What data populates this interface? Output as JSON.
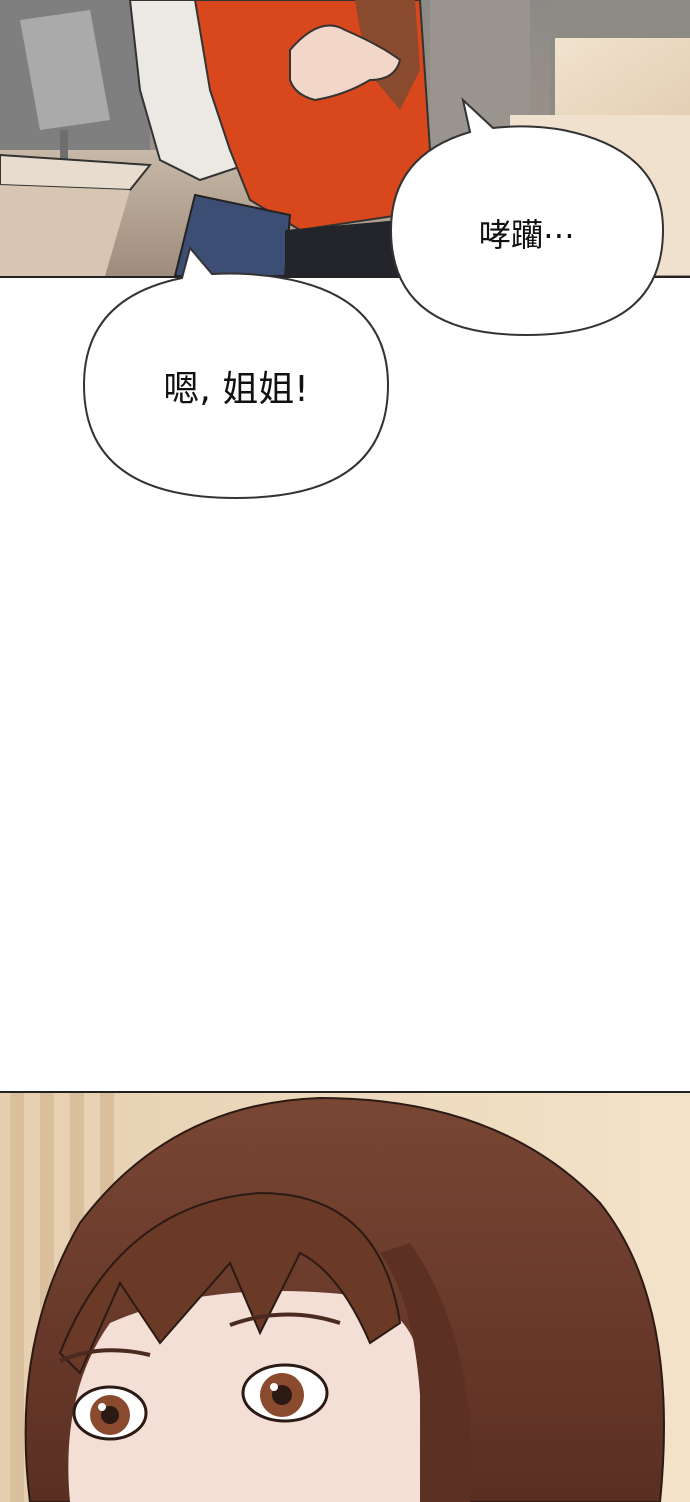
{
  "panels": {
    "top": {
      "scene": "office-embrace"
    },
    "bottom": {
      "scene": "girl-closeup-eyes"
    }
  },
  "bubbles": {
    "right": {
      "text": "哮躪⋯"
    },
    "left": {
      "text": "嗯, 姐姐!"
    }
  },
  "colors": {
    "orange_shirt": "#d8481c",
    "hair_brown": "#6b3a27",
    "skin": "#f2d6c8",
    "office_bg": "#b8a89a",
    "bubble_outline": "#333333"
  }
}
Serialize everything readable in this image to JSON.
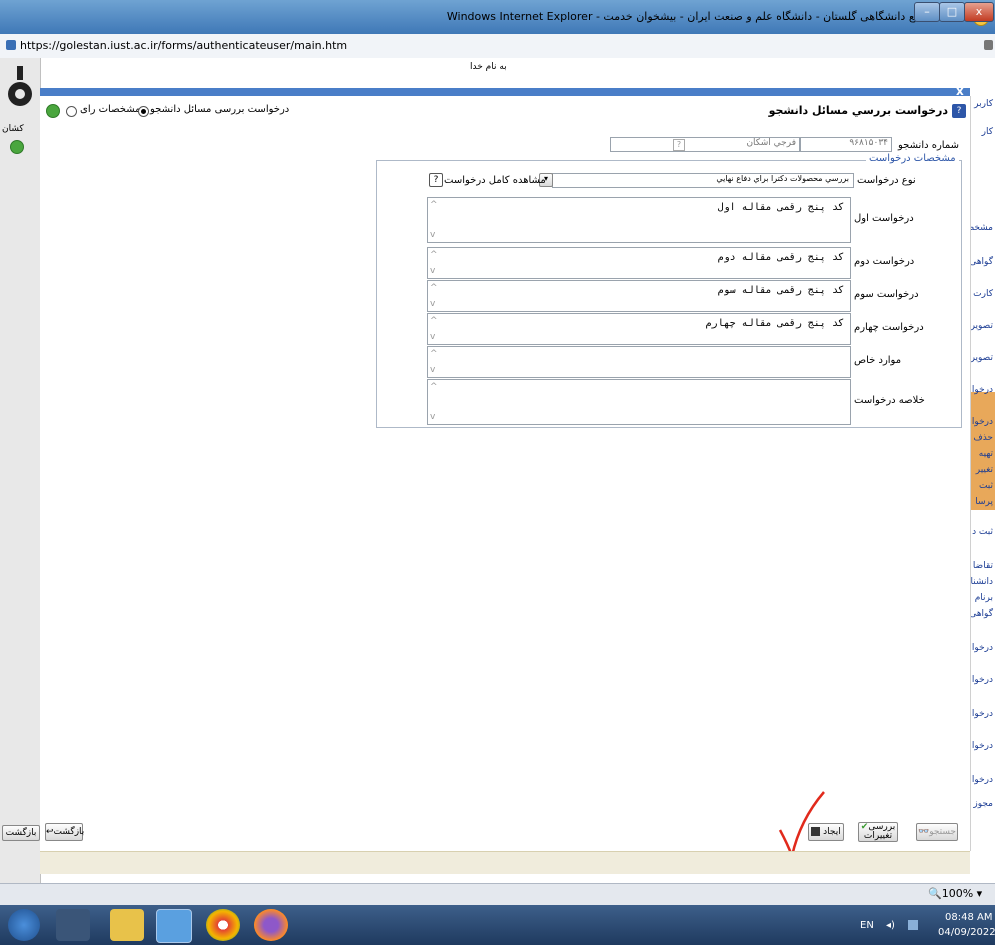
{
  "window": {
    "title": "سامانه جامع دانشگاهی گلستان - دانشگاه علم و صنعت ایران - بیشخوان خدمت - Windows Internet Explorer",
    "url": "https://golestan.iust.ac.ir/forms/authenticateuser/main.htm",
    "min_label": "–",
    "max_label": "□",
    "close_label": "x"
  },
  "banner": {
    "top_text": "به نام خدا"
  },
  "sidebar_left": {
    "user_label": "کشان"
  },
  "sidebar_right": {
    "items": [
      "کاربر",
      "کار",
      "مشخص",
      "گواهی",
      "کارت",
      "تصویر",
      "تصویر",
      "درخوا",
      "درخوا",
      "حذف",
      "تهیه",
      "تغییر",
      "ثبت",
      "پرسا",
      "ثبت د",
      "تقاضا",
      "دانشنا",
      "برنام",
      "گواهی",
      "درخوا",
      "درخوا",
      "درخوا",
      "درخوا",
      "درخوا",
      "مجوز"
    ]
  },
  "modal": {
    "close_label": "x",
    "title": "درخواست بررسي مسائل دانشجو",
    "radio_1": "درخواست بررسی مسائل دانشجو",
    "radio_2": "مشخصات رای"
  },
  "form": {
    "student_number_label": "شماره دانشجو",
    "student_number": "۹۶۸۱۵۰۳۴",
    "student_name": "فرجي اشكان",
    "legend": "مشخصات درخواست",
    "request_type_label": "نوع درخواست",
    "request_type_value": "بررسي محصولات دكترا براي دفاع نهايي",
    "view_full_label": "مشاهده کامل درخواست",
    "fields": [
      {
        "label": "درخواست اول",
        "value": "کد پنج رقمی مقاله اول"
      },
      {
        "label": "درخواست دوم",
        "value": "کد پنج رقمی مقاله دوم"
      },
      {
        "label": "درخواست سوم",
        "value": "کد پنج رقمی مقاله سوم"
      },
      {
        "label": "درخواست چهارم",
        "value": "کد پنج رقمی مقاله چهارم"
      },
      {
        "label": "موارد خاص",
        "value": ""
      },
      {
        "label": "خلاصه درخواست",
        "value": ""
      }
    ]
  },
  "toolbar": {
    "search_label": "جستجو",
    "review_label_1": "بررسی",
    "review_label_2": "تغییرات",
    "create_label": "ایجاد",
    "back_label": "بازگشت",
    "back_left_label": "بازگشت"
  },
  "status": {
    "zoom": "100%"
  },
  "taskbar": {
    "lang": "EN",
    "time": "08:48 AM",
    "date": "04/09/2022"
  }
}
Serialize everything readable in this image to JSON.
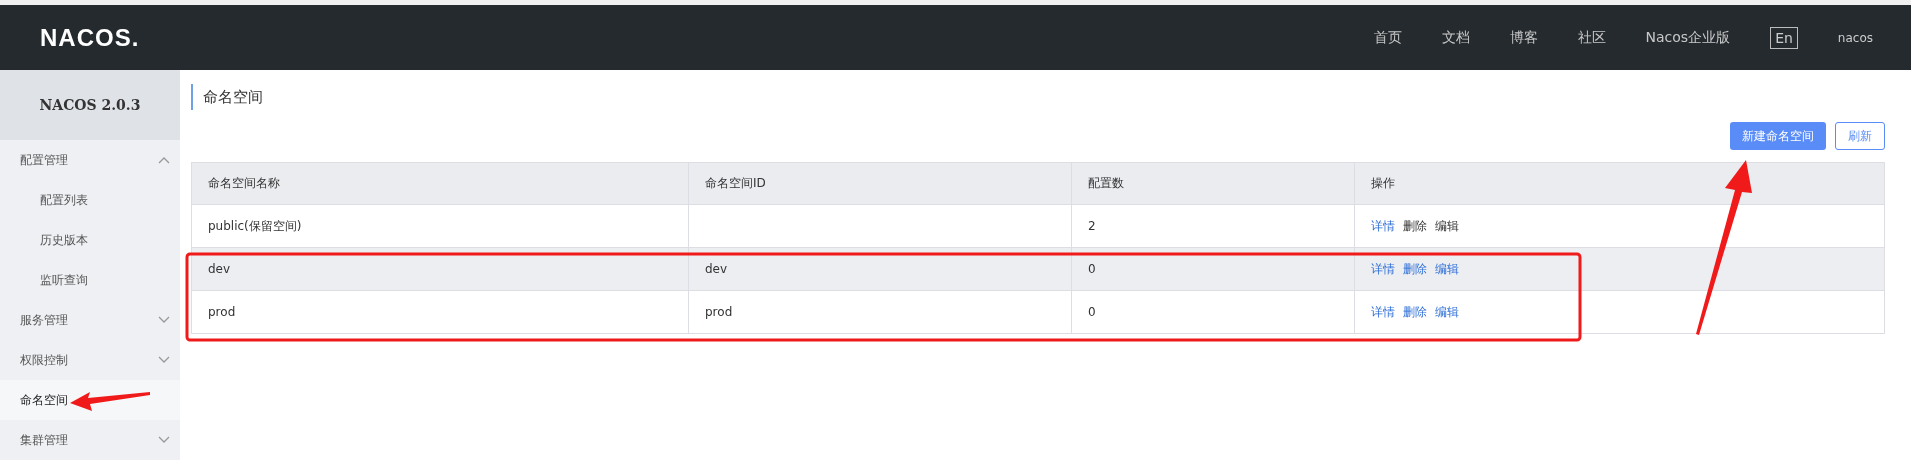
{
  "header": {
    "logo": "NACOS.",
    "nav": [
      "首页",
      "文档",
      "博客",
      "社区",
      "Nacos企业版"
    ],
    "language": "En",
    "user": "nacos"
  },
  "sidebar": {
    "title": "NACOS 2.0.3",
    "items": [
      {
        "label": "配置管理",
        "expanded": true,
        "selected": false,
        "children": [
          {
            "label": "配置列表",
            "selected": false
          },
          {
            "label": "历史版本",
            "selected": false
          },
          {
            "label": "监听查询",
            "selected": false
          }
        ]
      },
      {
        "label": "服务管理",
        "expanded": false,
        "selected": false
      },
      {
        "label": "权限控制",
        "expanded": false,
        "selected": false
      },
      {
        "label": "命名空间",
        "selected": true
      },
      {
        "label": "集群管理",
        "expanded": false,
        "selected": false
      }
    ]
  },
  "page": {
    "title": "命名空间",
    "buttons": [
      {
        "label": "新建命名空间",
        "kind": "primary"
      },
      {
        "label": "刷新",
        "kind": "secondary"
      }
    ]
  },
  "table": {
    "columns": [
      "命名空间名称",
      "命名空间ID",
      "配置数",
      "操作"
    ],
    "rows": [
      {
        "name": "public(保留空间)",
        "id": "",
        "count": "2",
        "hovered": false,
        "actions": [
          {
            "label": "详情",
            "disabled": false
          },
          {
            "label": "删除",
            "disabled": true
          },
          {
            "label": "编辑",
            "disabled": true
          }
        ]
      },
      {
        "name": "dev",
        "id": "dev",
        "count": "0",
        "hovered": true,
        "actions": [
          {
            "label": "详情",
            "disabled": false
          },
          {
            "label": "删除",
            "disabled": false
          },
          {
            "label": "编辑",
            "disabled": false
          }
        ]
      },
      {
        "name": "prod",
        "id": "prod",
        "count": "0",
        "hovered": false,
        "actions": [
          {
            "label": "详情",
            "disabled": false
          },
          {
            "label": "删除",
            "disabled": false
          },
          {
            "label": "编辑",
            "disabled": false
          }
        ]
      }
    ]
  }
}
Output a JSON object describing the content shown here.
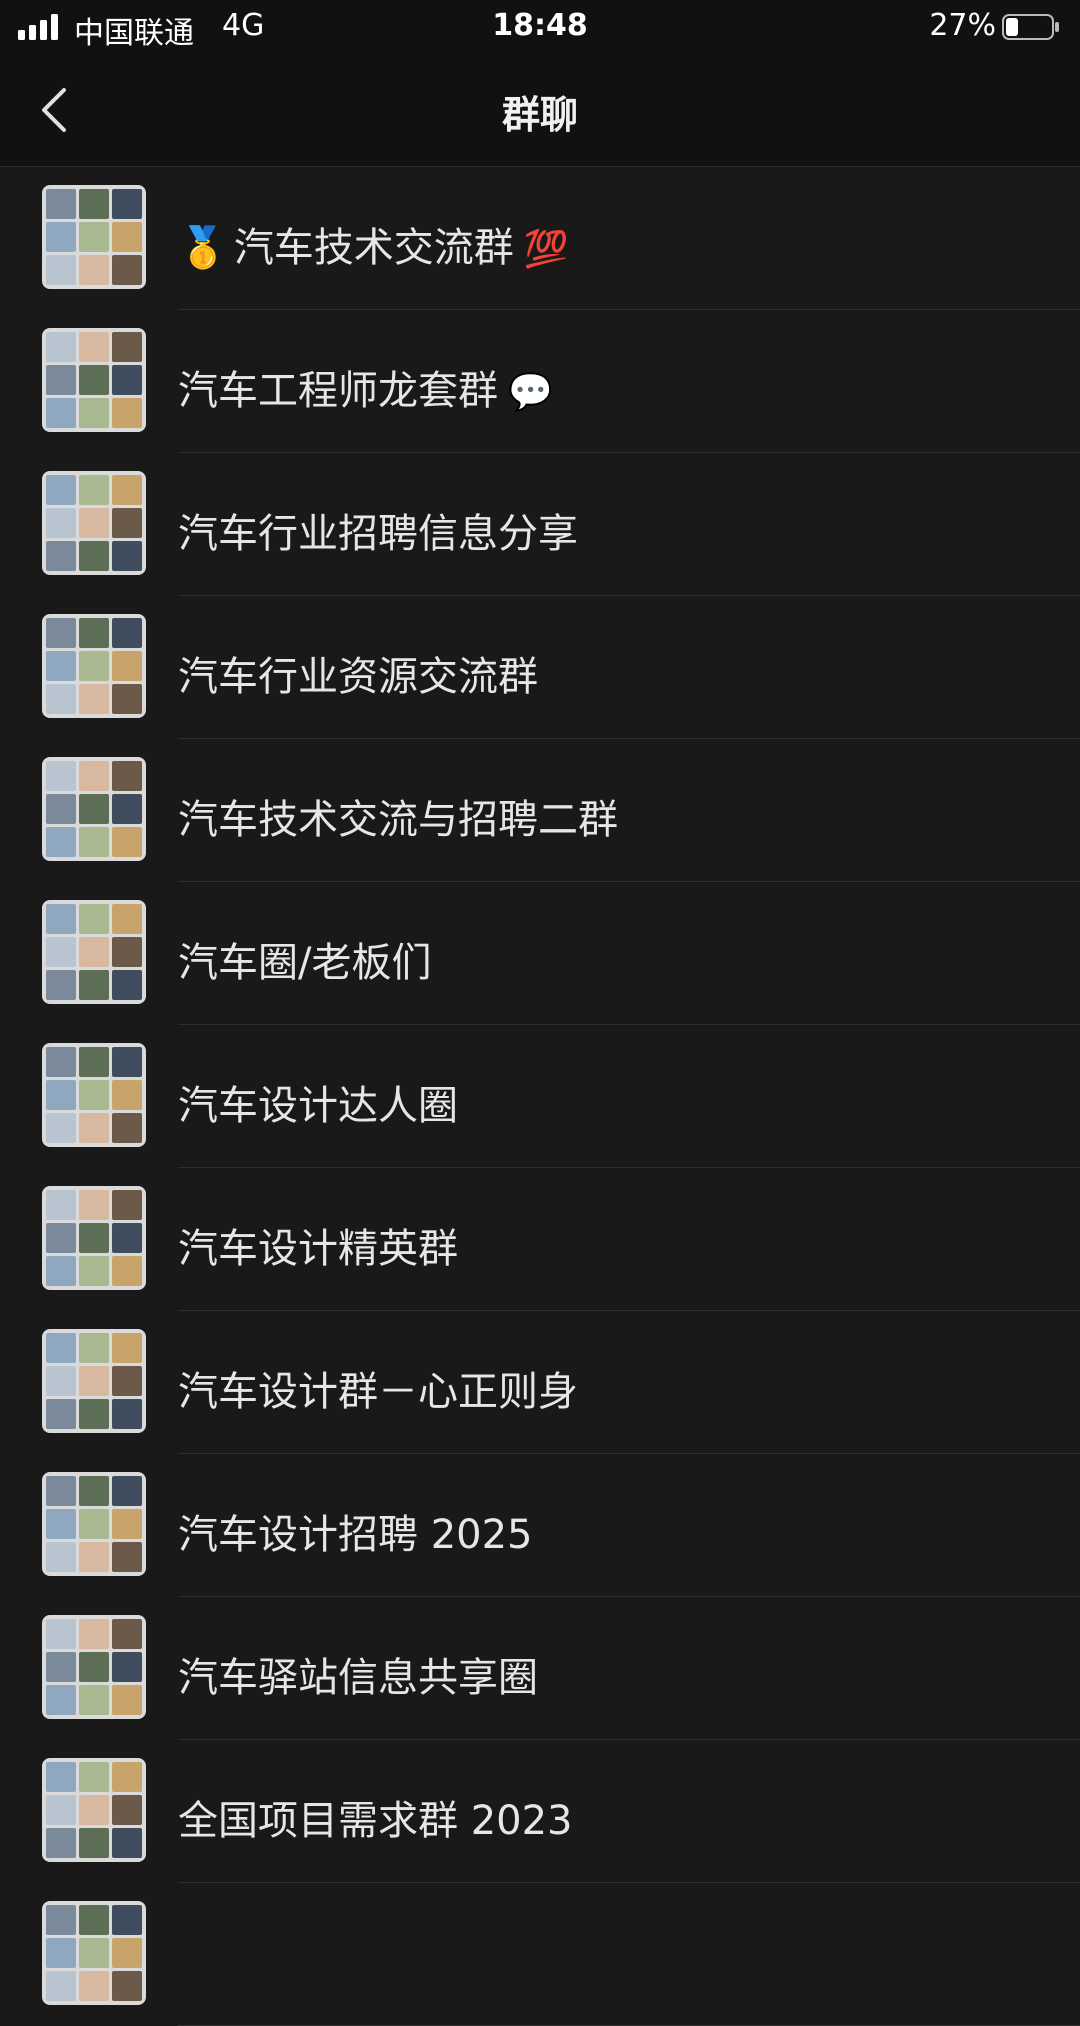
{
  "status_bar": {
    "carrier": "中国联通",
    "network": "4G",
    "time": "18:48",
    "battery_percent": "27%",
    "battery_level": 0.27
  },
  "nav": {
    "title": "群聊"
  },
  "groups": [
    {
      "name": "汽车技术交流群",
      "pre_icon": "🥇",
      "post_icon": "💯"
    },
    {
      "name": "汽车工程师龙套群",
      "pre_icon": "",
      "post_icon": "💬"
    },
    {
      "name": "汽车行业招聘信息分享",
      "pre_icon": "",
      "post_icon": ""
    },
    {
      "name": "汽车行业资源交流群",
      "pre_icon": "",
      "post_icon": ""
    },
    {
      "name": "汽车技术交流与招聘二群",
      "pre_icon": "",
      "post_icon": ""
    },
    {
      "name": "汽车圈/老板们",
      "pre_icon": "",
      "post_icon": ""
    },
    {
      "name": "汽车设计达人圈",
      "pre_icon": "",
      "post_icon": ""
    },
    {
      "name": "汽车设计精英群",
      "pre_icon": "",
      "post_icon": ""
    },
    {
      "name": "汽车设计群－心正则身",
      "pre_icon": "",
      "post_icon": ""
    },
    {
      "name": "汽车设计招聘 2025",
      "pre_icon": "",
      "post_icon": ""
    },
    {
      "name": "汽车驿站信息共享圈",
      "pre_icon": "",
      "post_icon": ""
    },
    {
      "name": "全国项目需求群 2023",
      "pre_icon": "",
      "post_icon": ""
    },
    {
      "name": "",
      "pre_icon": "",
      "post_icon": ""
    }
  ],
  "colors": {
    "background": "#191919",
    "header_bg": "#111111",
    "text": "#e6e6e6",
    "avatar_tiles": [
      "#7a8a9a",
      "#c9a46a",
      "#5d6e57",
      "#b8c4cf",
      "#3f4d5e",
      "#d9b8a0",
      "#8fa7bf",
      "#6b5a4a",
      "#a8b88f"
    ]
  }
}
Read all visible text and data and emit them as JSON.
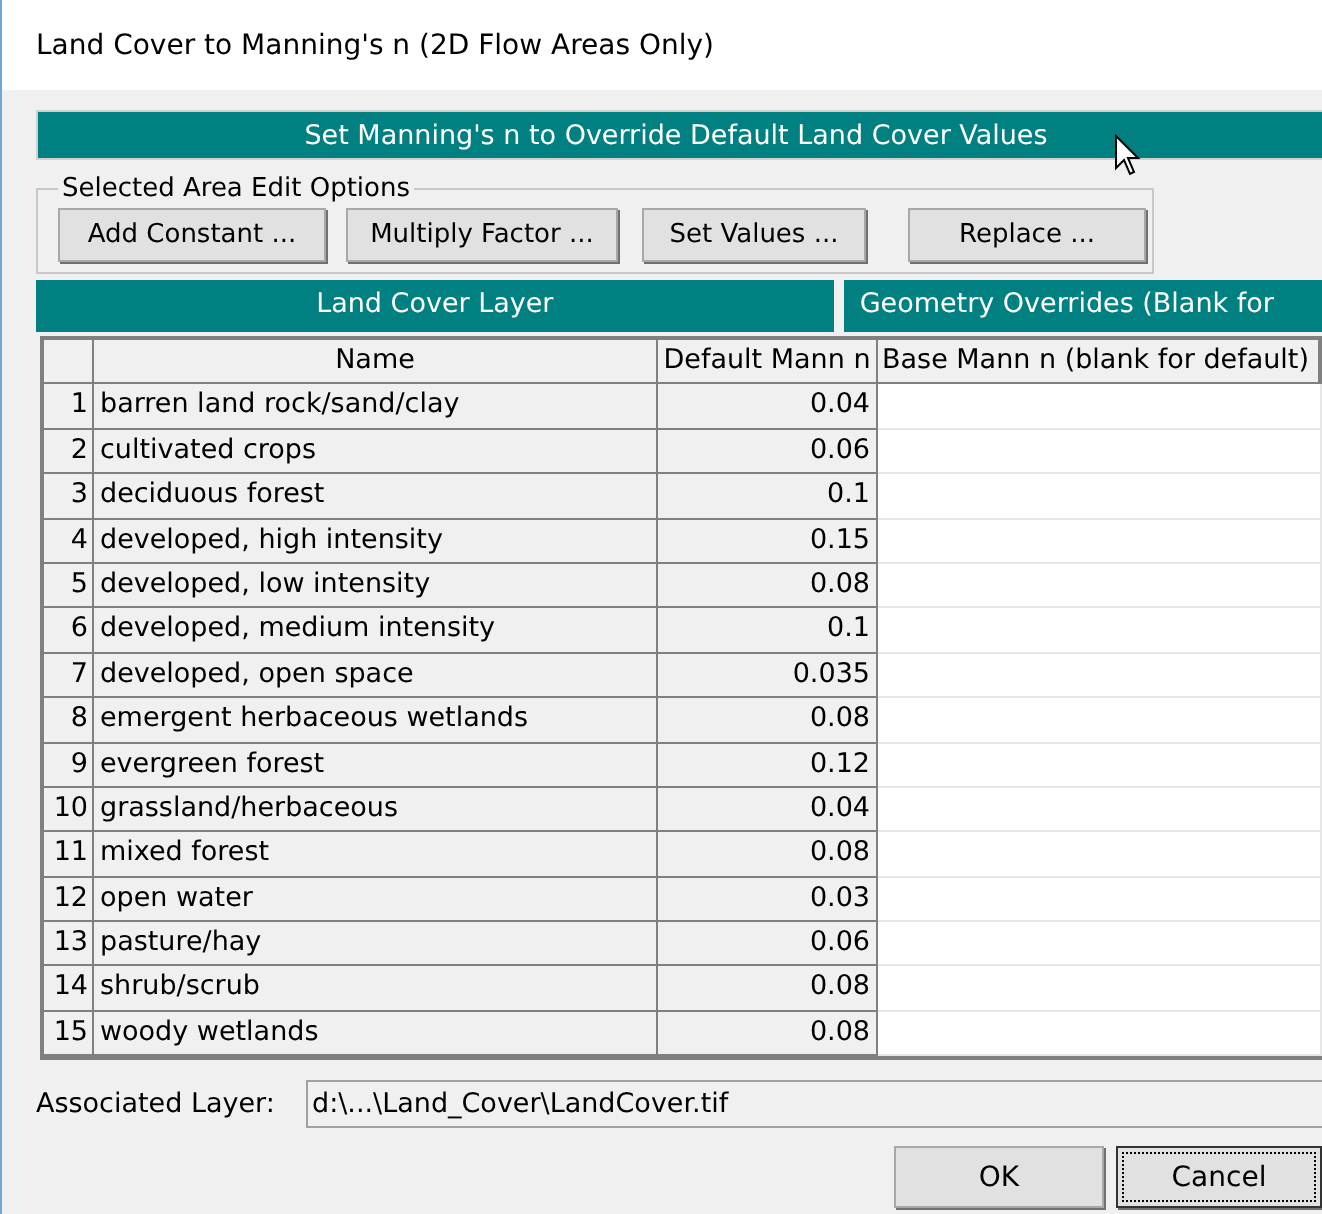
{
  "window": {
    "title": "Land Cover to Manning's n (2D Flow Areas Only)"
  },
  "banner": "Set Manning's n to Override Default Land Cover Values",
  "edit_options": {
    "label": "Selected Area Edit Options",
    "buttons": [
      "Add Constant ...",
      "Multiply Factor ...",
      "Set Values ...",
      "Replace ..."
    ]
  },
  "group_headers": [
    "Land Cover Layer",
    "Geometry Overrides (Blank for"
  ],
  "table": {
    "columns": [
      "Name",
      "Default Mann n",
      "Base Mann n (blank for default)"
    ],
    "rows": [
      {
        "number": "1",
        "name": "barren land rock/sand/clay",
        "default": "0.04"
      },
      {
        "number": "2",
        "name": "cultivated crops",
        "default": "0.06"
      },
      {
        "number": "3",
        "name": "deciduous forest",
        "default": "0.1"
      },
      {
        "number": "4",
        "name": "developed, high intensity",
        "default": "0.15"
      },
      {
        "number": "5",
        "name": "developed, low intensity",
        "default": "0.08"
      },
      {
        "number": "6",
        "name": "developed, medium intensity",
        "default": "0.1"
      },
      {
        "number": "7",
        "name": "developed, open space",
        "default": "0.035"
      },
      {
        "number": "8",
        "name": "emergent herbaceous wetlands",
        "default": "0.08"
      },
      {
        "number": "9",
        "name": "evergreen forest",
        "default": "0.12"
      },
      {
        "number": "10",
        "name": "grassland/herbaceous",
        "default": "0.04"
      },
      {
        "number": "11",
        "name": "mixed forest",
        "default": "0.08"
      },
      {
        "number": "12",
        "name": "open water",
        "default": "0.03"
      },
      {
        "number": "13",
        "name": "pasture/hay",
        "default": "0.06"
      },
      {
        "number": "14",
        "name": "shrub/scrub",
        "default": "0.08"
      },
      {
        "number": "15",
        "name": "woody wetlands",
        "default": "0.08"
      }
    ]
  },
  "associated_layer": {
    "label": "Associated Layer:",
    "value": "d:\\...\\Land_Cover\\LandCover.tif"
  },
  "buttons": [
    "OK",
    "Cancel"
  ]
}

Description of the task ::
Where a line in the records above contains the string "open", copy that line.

Answer below ::
        "name": "developed, open space",
        "name": "open water",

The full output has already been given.